Vendetta

There’s a couple of good fight scenes between Batman and Croc. These underwater scenes are always a bit intense.

Anyways, Batman goes searching underwater and find’s the cave of Killer Croc. The men he’s abducted are there and Batman and he have a brief exchange. Killer Croc does the villain thing of introducing himself and letting Batman know he has the strength of a crocodile. I know Croc is going to be portrayed as something much less than Batman’s equal when it comes to intellect, but this is pretty corny by any standard. Croc escapes, but Batman at least knows who is trying to frame Bullock. Apparently, Bullock had busted him previously with the help of testimony from Jones and Conway. Croc had since escaped from jail, and apparently no one thought to make this connection until now. Croc is simply out for a little revenge against the man who put him away. We’re heading for a showdown, and when Croc reveals himself to Bullock as the man behind all of this Batman is ready and waiting. They take to the sewers where we actually are treated to a fairly impressive confrontation. Batman and Croc beat the snot out of each other, but it’s hardly in question who will emerge victorious.

As a last bit of tension, we get Bullock pulling a gun on Batman as he emerges from the sewer. They speak not a word as Batman hauls an unconscious Croc behind him up and out of the sewer. Bullock questions why Batman went through all of the trouble to help him clear his name, and Batman responds with some mushy stuff about how he respects the detective and Bullock wants none of it and tells him to take off.

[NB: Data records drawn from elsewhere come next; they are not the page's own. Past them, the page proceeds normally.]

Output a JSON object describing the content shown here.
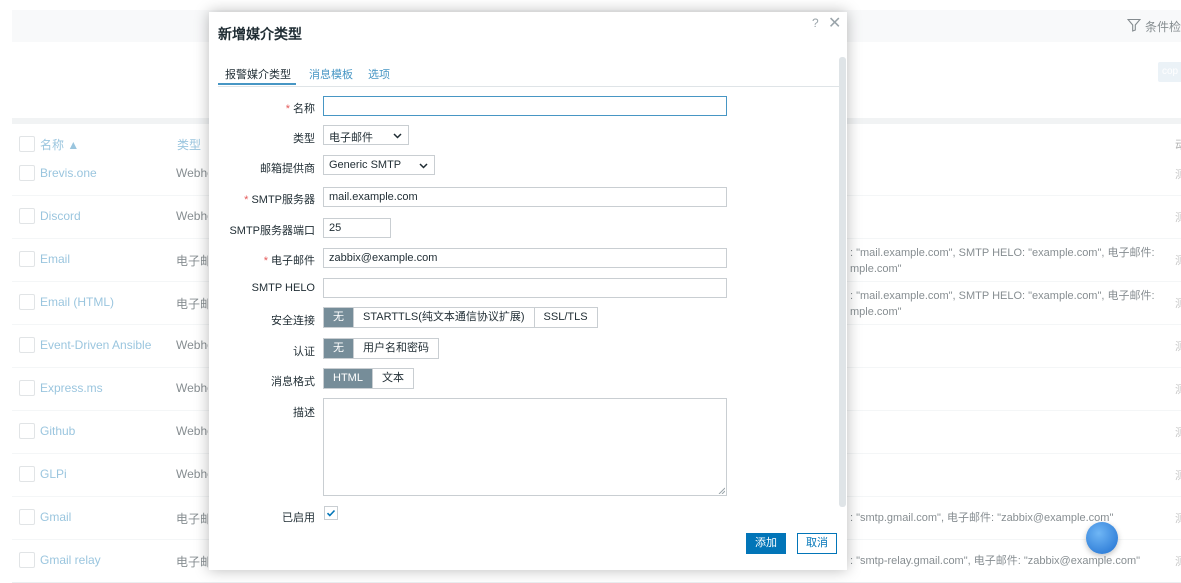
{
  "page": {
    "filter_label": "条件检",
    "corner_button": "cop",
    "columns": {
      "name": "名称 ▲",
      "type": "类型",
      "right": "动"
    },
    "rows": [
      {
        "name": "Brevis.one",
        "type": "Webhook",
        "details": "",
        "action": "测"
      },
      {
        "name": "Discord",
        "type": "Webhook",
        "details": "",
        "action": "测"
      },
      {
        "name": "Email",
        "type": "电子邮件",
        "details": ": \"mail.example.com\", SMTP HELO: \"example.com\", 电子邮件: mple.com\"",
        "action": "测"
      },
      {
        "name": "Email (HTML)",
        "type": "电子邮件",
        "details": ": \"mail.example.com\", SMTP HELO: \"example.com\", 电子邮件: mple.com\"",
        "action": "测"
      },
      {
        "name": "Event-Driven Ansible",
        "type": "Webhook",
        "details": "",
        "action": "测"
      },
      {
        "name": "Express.ms",
        "type": "Webhook",
        "details": "",
        "action": "测"
      },
      {
        "name": "Github",
        "type": "Webhook",
        "details": "",
        "action": "测"
      },
      {
        "name": "GLPi",
        "type": "Webhook",
        "details": "",
        "action": "测"
      },
      {
        "name": "Gmail",
        "type": "电子邮件",
        "details": ": \"smtp.gmail.com\", 电子邮件: \"zabbix@example.com\"",
        "action": "测"
      },
      {
        "name": "Gmail relay",
        "type": "电子邮件",
        "details": ": \"smtp-relay.gmail.com\", 电子邮件: \"zabbix@example.com\"",
        "action": "测"
      }
    ]
  },
  "modal": {
    "title": "新增媒介类型",
    "help": "?",
    "close": "✕",
    "tabs": [
      "报警媒介类型",
      "消息模板",
      "选项"
    ],
    "fields": {
      "name": {
        "label": "名称",
        "value": ""
      },
      "type": {
        "label": "类型",
        "value": "电子邮件"
      },
      "provider": {
        "label": "邮箱提供商",
        "value": "Generic SMTP"
      },
      "smtp_server": {
        "label": "SMTP服务器",
        "value": "mail.example.com"
      },
      "smtp_port": {
        "label": "SMTP服务器端口",
        "value": "25"
      },
      "email": {
        "label": "电子邮件",
        "value": "zabbix@example.com"
      },
      "smtp_helo": {
        "label": "SMTP HELO",
        "value": ""
      },
      "security": {
        "label": "安全连接",
        "options": [
          "无",
          "STARTTLS(纯文本通信协议扩展)",
          "SSL/TLS"
        ],
        "selected": "无"
      },
      "auth": {
        "label": "认证",
        "options": [
          "无",
          "用户名和密码"
        ],
        "selected": "无"
      },
      "format": {
        "label": "消息格式",
        "options": [
          "HTML",
          "文本"
        ],
        "selected": "HTML"
      },
      "description": {
        "label": "描述",
        "value": ""
      },
      "enabled": {
        "label": "已启用",
        "checked": true
      }
    },
    "buttons": {
      "add": "添加",
      "cancel": "取消"
    }
  },
  "colors": {
    "accent": "#0275b8",
    "link": "#4796c4",
    "segment_on": "#768d99",
    "required": "#e45959"
  }
}
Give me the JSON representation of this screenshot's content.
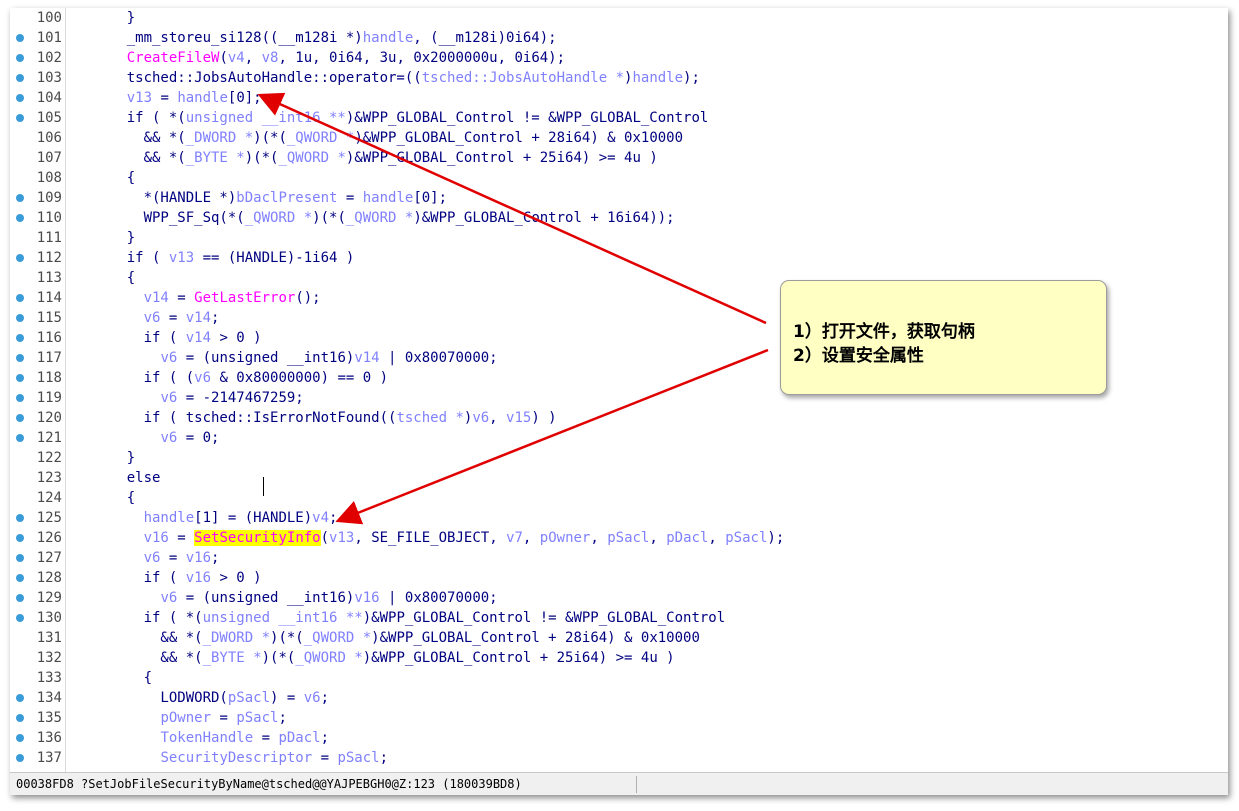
{
  "colors": {
    "keyword": "#000080",
    "var": "#8080ff",
    "call": "#ff00ff",
    "highlight": "#ffff00",
    "arrow": "#e00000",
    "note_bg": "#ffffc4",
    "breakpoint": "#3a9bd9"
  },
  "code_lines": [
    {
      "n": "100",
      "bp": false,
      "s": [
        [
          "    }",
          "k"
        ]
      ]
    },
    {
      "n": "101",
      "bp": true,
      "s": [
        [
          "    _mm_storeu_si128((__m128i *)",
          "k"
        ],
        [
          "handle",
          "v"
        ],
        [
          ", (__m128i)0i64);",
          "k"
        ]
      ]
    },
    {
      "n": "102",
      "bp": true,
      "s": [
        [
          "    ",
          "k"
        ],
        [
          "CreateFileW",
          "c"
        ],
        [
          "(",
          "k"
        ],
        [
          "v4",
          "v"
        ],
        [
          ", ",
          "k"
        ],
        [
          "v8",
          "v"
        ],
        [
          ", 1u, 0i64, 3u, 0x2000000u, 0i64);",
          "k"
        ]
      ]
    },
    {
      "n": "103",
      "bp": true,
      "s": [
        [
          "    tsched::JobsAutoHandle::operator=((",
          "k"
        ],
        [
          "tsched::JobsAutoHandle *",
          "v"
        ],
        [
          ")",
          "k"
        ],
        [
          "handle",
          "v"
        ],
        [
          ");",
          "k"
        ]
      ]
    },
    {
      "n": "104",
      "bp": true,
      "s": [
        [
          "    ",
          "k"
        ],
        [
          "v13",
          "v"
        ],
        [
          " = ",
          "k"
        ],
        [
          "handle",
          "v"
        ],
        [
          "[0];",
          "k"
        ]
      ]
    },
    {
      "n": "105",
      "bp": true,
      "s": [
        [
          "    if ( *(",
          "k"
        ],
        [
          "unsigned __int16 **",
          "v"
        ],
        [
          ")&WPP_GLOBAL_Control != &WPP_GLOBAL_Control",
          "k"
        ]
      ]
    },
    {
      "n": "106",
      "bp": false,
      "s": [
        [
          "      && *(",
          "k"
        ],
        [
          "_DWORD *",
          "v"
        ],
        [
          ")(*(",
          "k"
        ],
        [
          "_QWORD *",
          "v"
        ],
        [
          ")&WPP_GLOBAL_Control + 28i64) & 0x10000",
          "k"
        ]
      ]
    },
    {
      "n": "107",
      "bp": false,
      "s": [
        [
          "      && *(",
          "k"
        ],
        [
          "_BYTE *",
          "v"
        ],
        [
          ")(*(",
          "k"
        ],
        [
          "_QWORD *",
          "v"
        ],
        [
          ")&WPP_GLOBAL_Control + 25i64) >= 4u )",
          "k"
        ]
      ]
    },
    {
      "n": "108",
      "bp": false,
      "s": [
        [
          "    {",
          "k"
        ]
      ]
    },
    {
      "n": "109",
      "bp": true,
      "s": [
        [
          "      *(HANDLE *)",
          "k"
        ],
        [
          "bDaclPresent",
          "v"
        ],
        [
          " = ",
          "k"
        ],
        [
          "handle",
          "v"
        ],
        [
          "[0];",
          "k"
        ]
      ]
    },
    {
      "n": "110",
      "bp": true,
      "s": [
        [
          "      WPP_SF_Sq(*(",
          "k"
        ],
        [
          "_QWORD *",
          "v"
        ],
        [
          ")(*(",
          "k"
        ],
        [
          "_QWORD *",
          "v"
        ],
        [
          ")&WPP_GLOBAL_Control + 16i64));",
          "k"
        ]
      ]
    },
    {
      "n": "111",
      "bp": false,
      "s": [
        [
          "    }",
          "k"
        ]
      ]
    },
    {
      "n": "112",
      "bp": true,
      "s": [
        [
          "    if ( ",
          "k"
        ],
        [
          "v13",
          "v"
        ],
        [
          " == (HANDLE)-1i64 )",
          "k"
        ]
      ]
    },
    {
      "n": "113",
      "bp": false,
      "s": [
        [
          "    {",
          "k"
        ]
      ]
    },
    {
      "n": "114",
      "bp": true,
      "s": [
        [
          "      ",
          "k"
        ],
        [
          "v14",
          "v"
        ],
        [
          " = ",
          "k"
        ],
        [
          "GetLastError",
          "c"
        ],
        [
          "();",
          "k"
        ]
      ]
    },
    {
      "n": "115",
      "bp": true,
      "s": [
        [
          "      ",
          "k"
        ],
        [
          "v6",
          "v"
        ],
        [
          " = ",
          "k"
        ],
        [
          "v14",
          "v"
        ],
        [
          ";",
          "k"
        ]
      ]
    },
    {
      "n": "116",
      "bp": true,
      "s": [
        [
          "      if ( ",
          "k"
        ],
        [
          "v14",
          "v"
        ],
        [
          " > 0 )",
          "k"
        ]
      ]
    },
    {
      "n": "117",
      "bp": true,
      "s": [
        [
          "        ",
          "k"
        ],
        [
          "v6",
          "v"
        ],
        [
          " = (unsigned __int16)",
          "k"
        ],
        [
          "v14",
          "v"
        ],
        [
          " | 0x80070000;",
          "k"
        ]
      ]
    },
    {
      "n": "118",
      "bp": true,
      "s": [
        [
          "      if ( (",
          "k"
        ],
        [
          "v6",
          "v"
        ],
        [
          " & 0x80000000) == 0 )",
          "k"
        ]
      ]
    },
    {
      "n": "119",
      "bp": true,
      "s": [
        [
          "        ",
          "k"
        ],
        [
          "v6",
          "v"
        ],
        [
          " = -2147467259;",
          "k"
        ]
      ]
    },
    {
      "n": "120",
      "bp": true,
      "s": [
        [
          "      if ( tsched::IsErrorNotFound((",
          "k"
        ],
        [
          "tsched *",
          "v"
        ],
        [
          ")",
          "k"
        ],
        [
          "v6",
          "v"
        ],
        [
          ", ",
          "k"
        ],
        [
          "v15",
          "v"
        ],
        [
          ") )",
          "k"
        ]
      ]
    },
    {
      "n": "121",
      "bp": true,
      "s": [
        [
          "        ",
          "k"
        ],
        [
          "v6",
          "v"
        ],
        [
          " = 0;",
          "k"
        ]
      ]
    },
    {
      "n": "122",
      "bp": false,
      "s": [
        [
          "    }",
          "k"
        ]
      ]
    },
    {
      "n": "123",
      "bp": false,
      "s": [
        [
          "    else",
          "k"
        ]
      ]
    },
    {
      "n": "124",
      "bp": false,
      "s": [
        [
          "    {",
          "k"
        ]
      ]
    },
    {
      "n": "125",
      "bp": true,
      "s": [
        [
          "      ",
          "k"
        ],
        [
          "handle",
          "v"
        ],
        [
          "[1] = (HANDLE)",
          "k"
        ],
        [
          "v4",
          "v"
        ],
        [
          ";",
          "k"
        ]
      ]
    },
    {
      "n": "126",
      "bp": true,
      "s": [
        [
          "      ",
          "k"
        ],
        [
          "v16",
          "v"
        ],
        [
          " = ",
          "k"
        ],
        [
          "SetSecurityInfo",
          "h"
        ],
        [
          "(",
          "k"
        ],
        [
          "v13",
          "v"
        ],
        [
          ", SE_FILE_OBJECT, ",
          "k"
        ],
        [
          "v7",
          "v"
        ],
        [
          ", ",
          "k"
        ],
        [
          "pOwner",
          "v"
        ],
        [
          ", ",
          "k"
        ],
        [
          "pSacl",
          "v"
        ],
        [
          ", ",
          "k"
        ],
        [
          "pDacl",
          "v"
        ],
        [
          ", ",
          "k"
        ],
        [
          "pSacl",
          "v"
        ],
        [
          ");",
          "k"
        ]
      ]
    },
    {
      "n": "127",
      "bp": true,
      "s": [
        [
          "      ",
          "k"
        ],
        [
          "v6",
          "v"
        ],
        [
          " = ",
          "k"
        ],
        [
          "v16",
          "v"
        ],
        [
          ";",
          "k"
        ]
      ]
    },
    {
      "n": "128",
      "bp": true,
      "s": [
        [
          "      if ( ",
          "k"
        ],
        [
          "v16",
          "v"
        ],
        [
          " > 0 )",
          "k"
        ]
      ]
    },
    {
      "n": "129",
      "bp": true,
      "s": [
        [
          "        ",
          "k"
        ],
        [
          "v6",
          "v"
        ],
        [
          " = (unsigned __int16)",
          "k"
        ],
        [
          "v16",
          "v"
        ],
        [
          " | 0x80070000;",
          "k"
        ]
      ]
    },
    {
      "n": "130",
      "bp": true,
      "s": [
        [
          "      if ( *(",
          "k"
        ],
        [
          "unsigned __int16 **",
          "v"
        ],
        [
          ")&WPP_GLOBAL_Control != &WPP_GLOBAL_Control",
          "k"
        ]
      ]
    },
    {
      "n": "131",
      "bp": false,
      "s": [
        [
          "        && *(",
          "k"
        ],
        [
          "_DWORD *",
          "v"
        ],
        [
          ")(*(",
          "k"
        ],
        [
          "_QWORD *",
          "v"
        ],
        [
          ")&WPP_GLOBAL_Control + 28i64) & 0x10000",
          "k"
        ]
      ]
    },
    {
      "n": "132",
      "bp": false,
      "s": [
        [
          "        && *(",
          "k"
        ],
        [
          "_BYTE *",
          "v"
        ],
        [
          ")(*(",
          "k"
        ],
        [
          "_QWORD *",
          "v"
        ],
        [
          ")&WPP_GLOBAL_Control + 25i64) >= 4u )",
          "k"
        ]
      ]
    },
    {
      "n": "133",
      "bp": false,
      "s": [
        [
          "      {",
          "k"
        ]
      ]
    },
    {
      "n": "134",
      "bp": true,
      "s": [
        [
          "        LODWORD(",
          "k"
        ],
        [
          "pSacl",
          "v"
        ],
        [
          ") = ",
          "k"
        ],
        [
          "v6",
          "v"
        ],
        [
          ";",
          "k"
        ]
      ]
    },
    {
      "n": "135",
      "bp": true,
      "s": [
        [
          "        ",
          "k"
        ],
        [
          "pOwner",
          "v"
        ],
        [
          " = ",
          "k"
        ],
        [
          "pSacl",
          "v"
        ],
        [
          ";",
          "k"
        ]
      ]
    },
    {
      "n": "136",
      "bp": true,
      "s": [
        [
          "        ",
          "k"
        ],
        [
          "TokenHandle",
          "v"
        ],
        [
          " = ",
          "k"
        ],
        [
          "pDacl",
          "v"
        ],
        [
          ";",
          "k"
        ]
      ]
    },
    {
      "n": "137",
      "bp": true,
      "s": [
        [
          "        ",
          "k"
        ],
        [
          "SecurityDescriptor",
          "v"
        ],
        [
          " = ",
          "k"
        ],
        [
          "pSacl",
          "v"
        ],
        [
          ";",
          "k"
        ]
      ]
    }
  ],
  "status_bar": {
    "text": "00038FD8 ?SetJobFileSecurityByName@tsched@@YAJPEBGH0@Z:123 (180039BD8)"
  },
  "annotation": {
    "line1": "1）打开文件，获取句柄",
    "line2": "2）设置安全属性"
  }
}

He does admire Batman’s work once he leaves though.

Vendetta_Confront

Once Batman blows up Croc’s plan he just heads straight for Bullock.

“Vendetta” is a fine introduction for Killer Croc, a C-list villain who is at least a bit scary and intimidating to look at. This little plan of his is more elaborate than anything else we’ll see from him as Croc will be portrayed as kind of dim in subsequent appearances. As a visual though, I do like this take on Killer Croc. More recent ones are pretty outlandish, but at least here he’s sort of believable as a big guy with a bad skin condition and an ugly mug. Some liberties are taken with the shape of his jaw, but it adds character and a little style which is appreciated. The show gives away too much information for us to ever doubt Bullock’s innocence, which feels like a missed opportunity. As a result, what should be a tense situation at the end when Bullock and Batman are face to face has little dramatic flair. The other missteps are less forgivable making this perhaps the most clumsy episode we’ve looked at yet. The atmospheric setting which includes a pervasive rain and the Batman/Croc confrontation rescue it from being a poor episode, but this is definitely not a shining moment for Batman:  The Animated Series.